__GOAL OF THE EXERCISE__
Read the data, and whenever a line holds the word "Sector", report that line.

Website and app data records
§
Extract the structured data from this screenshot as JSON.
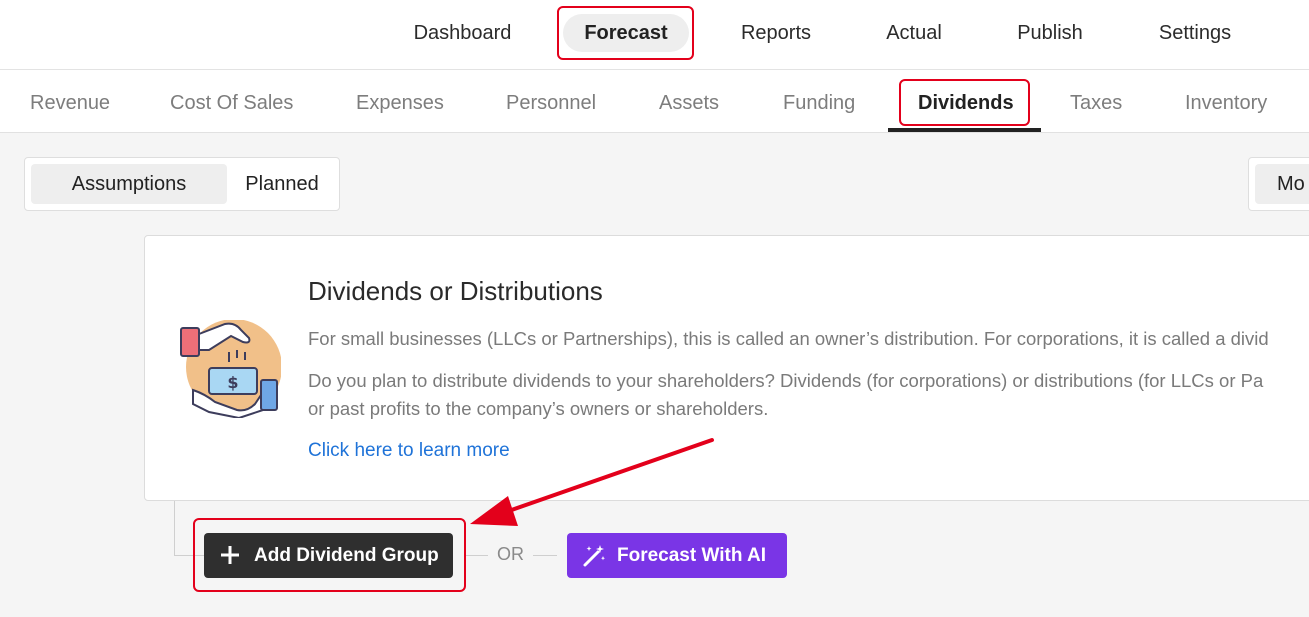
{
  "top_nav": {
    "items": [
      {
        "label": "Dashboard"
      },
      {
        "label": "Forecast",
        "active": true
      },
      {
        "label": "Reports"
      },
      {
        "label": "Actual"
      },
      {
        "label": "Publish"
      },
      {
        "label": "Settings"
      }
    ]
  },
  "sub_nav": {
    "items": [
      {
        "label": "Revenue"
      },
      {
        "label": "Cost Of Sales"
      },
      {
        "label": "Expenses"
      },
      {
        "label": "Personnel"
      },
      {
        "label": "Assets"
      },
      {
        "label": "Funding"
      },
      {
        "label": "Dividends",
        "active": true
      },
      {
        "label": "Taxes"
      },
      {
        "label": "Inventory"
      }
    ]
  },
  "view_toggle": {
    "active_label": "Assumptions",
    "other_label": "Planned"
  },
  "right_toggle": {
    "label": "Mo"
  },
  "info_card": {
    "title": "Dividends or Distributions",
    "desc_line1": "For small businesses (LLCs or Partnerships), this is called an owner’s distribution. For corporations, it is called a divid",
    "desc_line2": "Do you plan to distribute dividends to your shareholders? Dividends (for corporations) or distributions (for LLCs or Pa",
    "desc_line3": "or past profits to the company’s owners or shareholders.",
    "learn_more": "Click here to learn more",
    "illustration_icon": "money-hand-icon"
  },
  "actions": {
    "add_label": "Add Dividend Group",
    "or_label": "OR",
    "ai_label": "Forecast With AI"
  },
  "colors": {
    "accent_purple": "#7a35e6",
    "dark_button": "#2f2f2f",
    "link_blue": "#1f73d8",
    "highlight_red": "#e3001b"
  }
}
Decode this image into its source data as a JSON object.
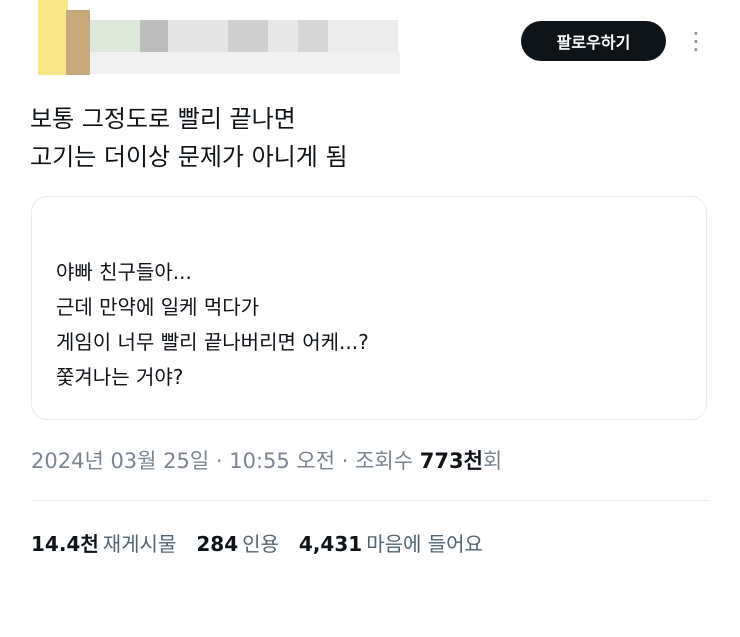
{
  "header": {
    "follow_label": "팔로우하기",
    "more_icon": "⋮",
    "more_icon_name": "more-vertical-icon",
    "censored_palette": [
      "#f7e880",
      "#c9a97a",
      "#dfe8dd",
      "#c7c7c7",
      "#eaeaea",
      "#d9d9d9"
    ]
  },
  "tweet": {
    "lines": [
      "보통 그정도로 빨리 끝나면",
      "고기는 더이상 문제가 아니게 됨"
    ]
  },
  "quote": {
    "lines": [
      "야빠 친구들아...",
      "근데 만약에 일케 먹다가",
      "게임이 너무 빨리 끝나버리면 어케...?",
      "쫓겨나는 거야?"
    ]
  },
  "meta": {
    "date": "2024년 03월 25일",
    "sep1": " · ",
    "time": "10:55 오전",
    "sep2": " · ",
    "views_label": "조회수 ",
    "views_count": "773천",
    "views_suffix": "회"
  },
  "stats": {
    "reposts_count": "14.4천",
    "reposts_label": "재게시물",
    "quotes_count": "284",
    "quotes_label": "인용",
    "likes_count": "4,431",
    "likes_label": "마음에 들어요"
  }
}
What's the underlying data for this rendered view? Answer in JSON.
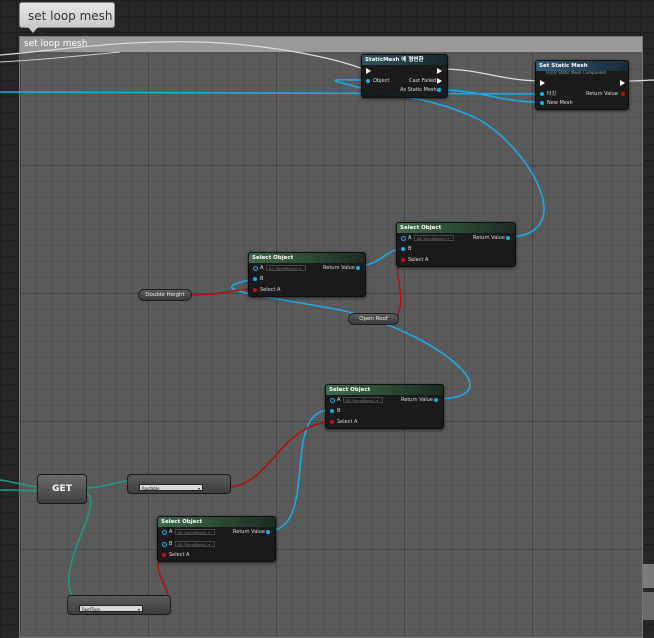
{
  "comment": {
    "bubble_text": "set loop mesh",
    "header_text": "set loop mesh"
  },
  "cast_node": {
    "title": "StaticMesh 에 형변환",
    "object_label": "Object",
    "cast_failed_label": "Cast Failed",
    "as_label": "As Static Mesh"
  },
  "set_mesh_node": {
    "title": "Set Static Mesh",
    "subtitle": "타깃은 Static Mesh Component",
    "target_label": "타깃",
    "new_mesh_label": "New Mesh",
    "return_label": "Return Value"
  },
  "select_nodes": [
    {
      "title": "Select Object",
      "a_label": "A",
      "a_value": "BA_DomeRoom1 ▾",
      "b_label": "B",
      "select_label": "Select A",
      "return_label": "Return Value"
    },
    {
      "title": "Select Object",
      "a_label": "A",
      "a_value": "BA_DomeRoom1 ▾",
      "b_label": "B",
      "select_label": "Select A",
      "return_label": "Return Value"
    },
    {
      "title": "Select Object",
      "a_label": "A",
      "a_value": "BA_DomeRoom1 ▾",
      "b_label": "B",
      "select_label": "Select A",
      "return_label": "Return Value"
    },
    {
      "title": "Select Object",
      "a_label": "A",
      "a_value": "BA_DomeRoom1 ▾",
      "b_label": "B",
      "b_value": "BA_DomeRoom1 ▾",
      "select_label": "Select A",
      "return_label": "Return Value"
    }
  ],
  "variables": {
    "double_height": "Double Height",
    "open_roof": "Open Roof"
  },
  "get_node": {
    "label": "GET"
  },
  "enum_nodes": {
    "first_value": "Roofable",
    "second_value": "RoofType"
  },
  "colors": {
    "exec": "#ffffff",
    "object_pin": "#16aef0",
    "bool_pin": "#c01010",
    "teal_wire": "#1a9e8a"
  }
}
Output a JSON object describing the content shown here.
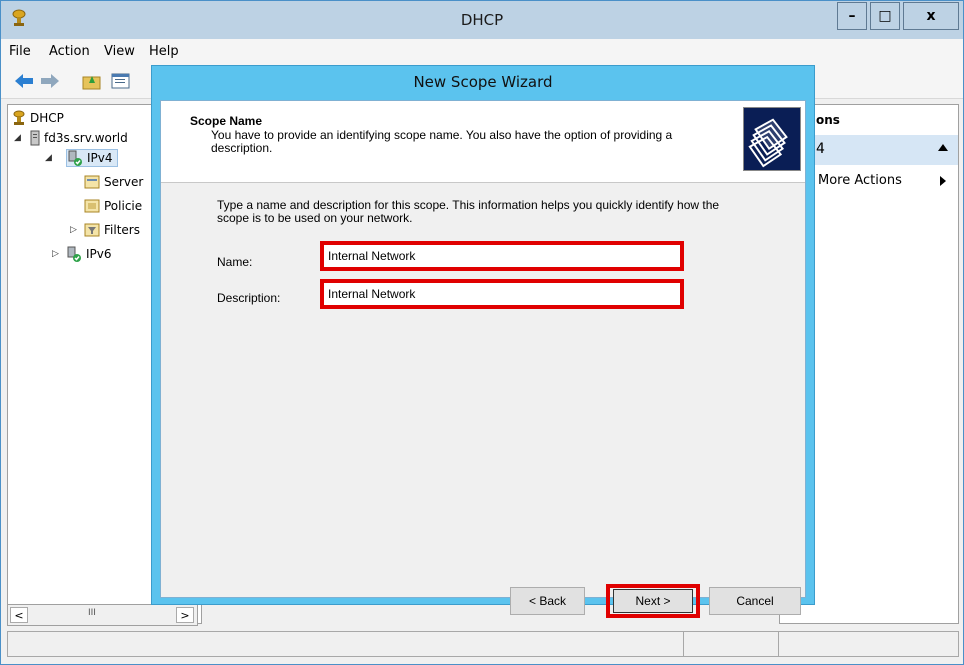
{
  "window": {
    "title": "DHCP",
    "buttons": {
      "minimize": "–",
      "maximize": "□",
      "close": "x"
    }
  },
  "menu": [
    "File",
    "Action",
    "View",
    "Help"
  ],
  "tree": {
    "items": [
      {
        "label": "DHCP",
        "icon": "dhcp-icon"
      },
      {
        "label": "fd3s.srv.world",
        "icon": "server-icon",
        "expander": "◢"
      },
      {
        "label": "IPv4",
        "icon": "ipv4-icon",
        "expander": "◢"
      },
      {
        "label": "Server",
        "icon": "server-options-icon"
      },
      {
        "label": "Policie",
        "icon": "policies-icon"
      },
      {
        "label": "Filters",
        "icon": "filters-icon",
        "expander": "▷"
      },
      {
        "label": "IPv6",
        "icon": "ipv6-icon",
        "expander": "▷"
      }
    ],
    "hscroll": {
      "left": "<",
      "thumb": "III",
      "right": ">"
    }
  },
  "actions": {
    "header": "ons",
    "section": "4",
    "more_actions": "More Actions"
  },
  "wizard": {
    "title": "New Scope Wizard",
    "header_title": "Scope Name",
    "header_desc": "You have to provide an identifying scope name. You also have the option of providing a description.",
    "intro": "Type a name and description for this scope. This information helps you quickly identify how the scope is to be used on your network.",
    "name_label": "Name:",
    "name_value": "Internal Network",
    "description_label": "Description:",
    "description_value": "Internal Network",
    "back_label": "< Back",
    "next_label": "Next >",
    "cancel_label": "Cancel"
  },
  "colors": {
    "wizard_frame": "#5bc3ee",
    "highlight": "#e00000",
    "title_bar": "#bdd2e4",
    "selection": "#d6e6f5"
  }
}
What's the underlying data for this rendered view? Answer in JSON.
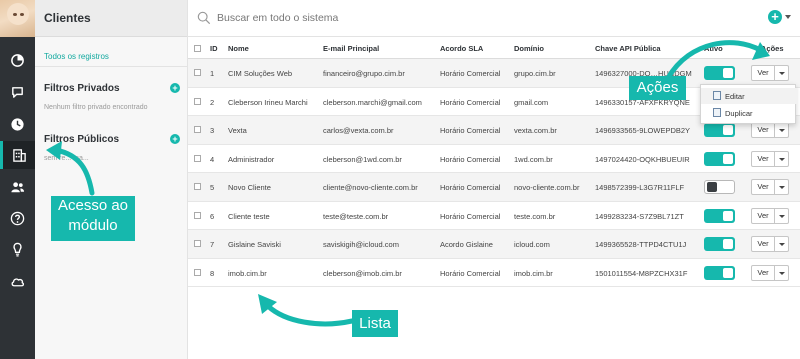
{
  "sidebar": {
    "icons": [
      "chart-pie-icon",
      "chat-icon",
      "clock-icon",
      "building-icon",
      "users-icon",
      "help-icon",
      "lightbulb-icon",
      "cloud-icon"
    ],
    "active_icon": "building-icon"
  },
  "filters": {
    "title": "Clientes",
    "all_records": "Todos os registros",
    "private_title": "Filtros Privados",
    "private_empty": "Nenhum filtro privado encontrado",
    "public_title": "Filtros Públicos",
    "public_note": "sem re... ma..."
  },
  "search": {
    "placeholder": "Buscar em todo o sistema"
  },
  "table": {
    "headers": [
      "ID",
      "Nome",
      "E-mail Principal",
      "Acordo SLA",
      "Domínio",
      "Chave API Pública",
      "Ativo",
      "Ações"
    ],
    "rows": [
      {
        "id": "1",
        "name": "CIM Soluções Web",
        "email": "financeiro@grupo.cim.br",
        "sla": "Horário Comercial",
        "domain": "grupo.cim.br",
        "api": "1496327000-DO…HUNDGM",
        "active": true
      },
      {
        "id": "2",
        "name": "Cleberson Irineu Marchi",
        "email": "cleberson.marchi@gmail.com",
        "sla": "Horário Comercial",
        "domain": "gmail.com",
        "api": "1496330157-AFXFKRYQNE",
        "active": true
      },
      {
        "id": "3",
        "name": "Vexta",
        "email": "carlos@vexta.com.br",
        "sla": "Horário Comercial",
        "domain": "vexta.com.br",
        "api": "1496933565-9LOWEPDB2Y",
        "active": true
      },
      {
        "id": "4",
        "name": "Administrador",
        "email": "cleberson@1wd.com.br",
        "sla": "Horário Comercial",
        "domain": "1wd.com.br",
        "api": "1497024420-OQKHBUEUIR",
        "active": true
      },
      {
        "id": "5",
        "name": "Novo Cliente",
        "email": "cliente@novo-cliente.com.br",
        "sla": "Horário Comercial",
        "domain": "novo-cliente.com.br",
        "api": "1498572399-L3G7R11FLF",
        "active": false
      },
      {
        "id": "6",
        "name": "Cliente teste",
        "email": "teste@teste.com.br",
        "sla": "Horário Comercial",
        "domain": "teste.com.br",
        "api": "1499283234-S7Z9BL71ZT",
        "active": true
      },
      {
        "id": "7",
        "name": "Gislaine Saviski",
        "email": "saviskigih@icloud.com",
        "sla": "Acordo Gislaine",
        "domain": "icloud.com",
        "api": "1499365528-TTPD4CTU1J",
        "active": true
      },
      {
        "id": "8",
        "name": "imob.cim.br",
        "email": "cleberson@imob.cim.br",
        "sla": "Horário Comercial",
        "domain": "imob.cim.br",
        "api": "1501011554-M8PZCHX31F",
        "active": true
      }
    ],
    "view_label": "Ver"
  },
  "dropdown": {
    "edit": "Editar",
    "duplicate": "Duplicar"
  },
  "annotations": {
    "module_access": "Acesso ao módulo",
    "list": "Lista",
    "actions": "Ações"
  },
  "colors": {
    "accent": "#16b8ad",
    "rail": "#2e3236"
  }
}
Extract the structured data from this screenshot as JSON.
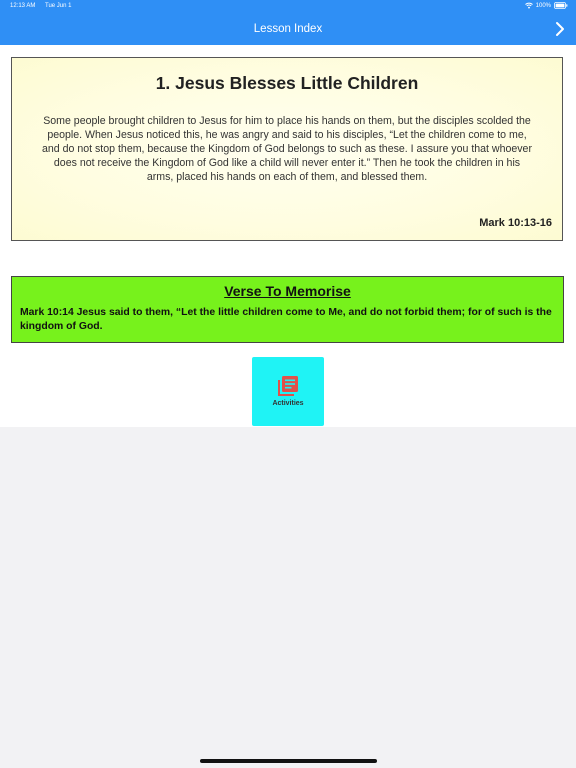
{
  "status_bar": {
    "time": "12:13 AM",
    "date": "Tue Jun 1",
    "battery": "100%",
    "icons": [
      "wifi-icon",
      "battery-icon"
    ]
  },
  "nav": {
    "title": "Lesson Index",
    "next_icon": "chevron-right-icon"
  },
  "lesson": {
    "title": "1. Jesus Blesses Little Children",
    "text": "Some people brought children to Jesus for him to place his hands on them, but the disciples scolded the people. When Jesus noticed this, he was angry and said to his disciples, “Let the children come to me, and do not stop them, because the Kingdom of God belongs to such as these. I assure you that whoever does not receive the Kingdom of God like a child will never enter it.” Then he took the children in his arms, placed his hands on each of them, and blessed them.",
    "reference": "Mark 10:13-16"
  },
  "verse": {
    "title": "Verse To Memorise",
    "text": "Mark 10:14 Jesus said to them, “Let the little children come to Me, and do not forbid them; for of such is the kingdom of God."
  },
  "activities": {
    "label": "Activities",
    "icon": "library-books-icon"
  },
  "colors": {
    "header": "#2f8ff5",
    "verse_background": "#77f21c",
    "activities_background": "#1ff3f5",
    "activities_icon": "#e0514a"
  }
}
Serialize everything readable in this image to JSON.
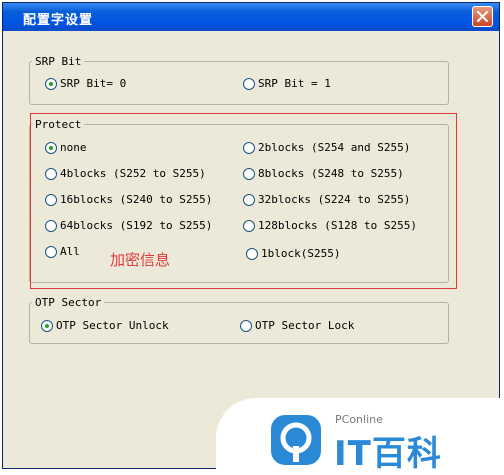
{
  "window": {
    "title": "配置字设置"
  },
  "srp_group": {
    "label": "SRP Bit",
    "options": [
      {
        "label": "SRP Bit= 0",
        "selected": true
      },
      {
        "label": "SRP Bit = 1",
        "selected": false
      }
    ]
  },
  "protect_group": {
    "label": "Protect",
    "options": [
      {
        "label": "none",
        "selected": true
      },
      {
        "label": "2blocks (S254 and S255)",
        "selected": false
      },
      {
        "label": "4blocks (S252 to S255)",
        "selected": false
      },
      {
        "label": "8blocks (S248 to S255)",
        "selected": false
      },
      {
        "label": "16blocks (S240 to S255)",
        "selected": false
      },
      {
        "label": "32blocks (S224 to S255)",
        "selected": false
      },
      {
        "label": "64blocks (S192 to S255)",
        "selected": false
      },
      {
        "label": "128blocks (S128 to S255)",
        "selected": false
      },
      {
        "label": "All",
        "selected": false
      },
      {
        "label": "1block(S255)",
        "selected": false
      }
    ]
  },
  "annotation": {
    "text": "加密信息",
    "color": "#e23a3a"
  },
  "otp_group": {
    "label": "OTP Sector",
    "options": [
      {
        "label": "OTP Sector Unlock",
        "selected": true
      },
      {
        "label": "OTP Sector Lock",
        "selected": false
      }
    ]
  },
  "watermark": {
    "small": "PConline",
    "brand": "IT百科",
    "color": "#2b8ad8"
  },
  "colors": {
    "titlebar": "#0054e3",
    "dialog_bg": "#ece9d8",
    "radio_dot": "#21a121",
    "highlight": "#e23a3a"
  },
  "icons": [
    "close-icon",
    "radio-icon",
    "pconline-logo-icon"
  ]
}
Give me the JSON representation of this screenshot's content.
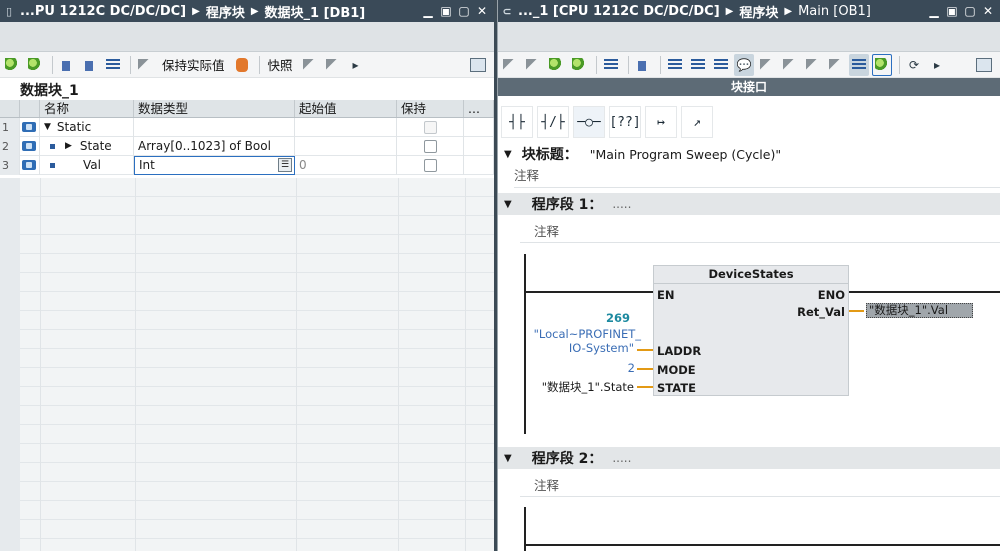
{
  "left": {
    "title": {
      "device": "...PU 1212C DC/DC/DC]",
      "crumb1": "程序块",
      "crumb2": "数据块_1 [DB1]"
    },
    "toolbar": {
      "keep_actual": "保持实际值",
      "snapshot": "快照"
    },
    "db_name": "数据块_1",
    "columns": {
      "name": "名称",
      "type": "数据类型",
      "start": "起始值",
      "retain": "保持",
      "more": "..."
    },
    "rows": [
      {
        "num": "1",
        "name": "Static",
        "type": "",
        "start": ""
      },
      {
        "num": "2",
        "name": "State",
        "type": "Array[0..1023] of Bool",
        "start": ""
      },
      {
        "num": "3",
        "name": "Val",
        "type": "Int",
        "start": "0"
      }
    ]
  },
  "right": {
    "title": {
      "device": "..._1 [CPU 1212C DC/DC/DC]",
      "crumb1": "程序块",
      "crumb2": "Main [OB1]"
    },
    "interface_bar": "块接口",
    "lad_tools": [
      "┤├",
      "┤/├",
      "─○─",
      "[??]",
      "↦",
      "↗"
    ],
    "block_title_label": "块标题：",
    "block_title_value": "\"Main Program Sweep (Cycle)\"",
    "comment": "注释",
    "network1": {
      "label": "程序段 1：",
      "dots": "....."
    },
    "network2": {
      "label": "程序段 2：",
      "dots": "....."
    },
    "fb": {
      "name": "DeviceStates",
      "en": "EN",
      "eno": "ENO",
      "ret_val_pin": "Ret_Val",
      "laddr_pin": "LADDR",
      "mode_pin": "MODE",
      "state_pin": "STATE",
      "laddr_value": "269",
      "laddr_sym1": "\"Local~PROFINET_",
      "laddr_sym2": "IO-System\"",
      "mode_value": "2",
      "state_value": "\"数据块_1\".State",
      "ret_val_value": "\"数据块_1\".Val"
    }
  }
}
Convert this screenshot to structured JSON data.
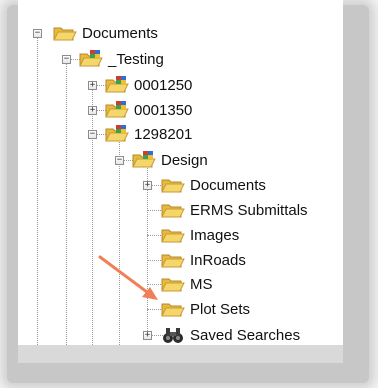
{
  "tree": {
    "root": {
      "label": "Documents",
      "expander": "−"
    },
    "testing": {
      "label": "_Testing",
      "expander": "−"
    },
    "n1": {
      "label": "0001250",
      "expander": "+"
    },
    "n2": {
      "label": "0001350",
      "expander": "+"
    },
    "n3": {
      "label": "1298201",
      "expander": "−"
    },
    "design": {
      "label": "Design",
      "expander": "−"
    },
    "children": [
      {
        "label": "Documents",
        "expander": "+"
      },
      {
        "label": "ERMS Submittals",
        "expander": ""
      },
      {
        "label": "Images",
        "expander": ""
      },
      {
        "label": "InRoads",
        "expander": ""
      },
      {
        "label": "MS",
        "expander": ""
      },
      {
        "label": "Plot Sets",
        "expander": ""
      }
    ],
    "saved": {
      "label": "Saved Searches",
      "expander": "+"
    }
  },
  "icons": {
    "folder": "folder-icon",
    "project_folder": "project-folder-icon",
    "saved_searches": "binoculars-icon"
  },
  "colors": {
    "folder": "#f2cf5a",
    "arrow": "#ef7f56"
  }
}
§
__SOLUTION FOR THIS TASK__
    "label": "OTP Sector",
        "label": "OTP Sector Unlock",
        "label": "OTP Sector Lock",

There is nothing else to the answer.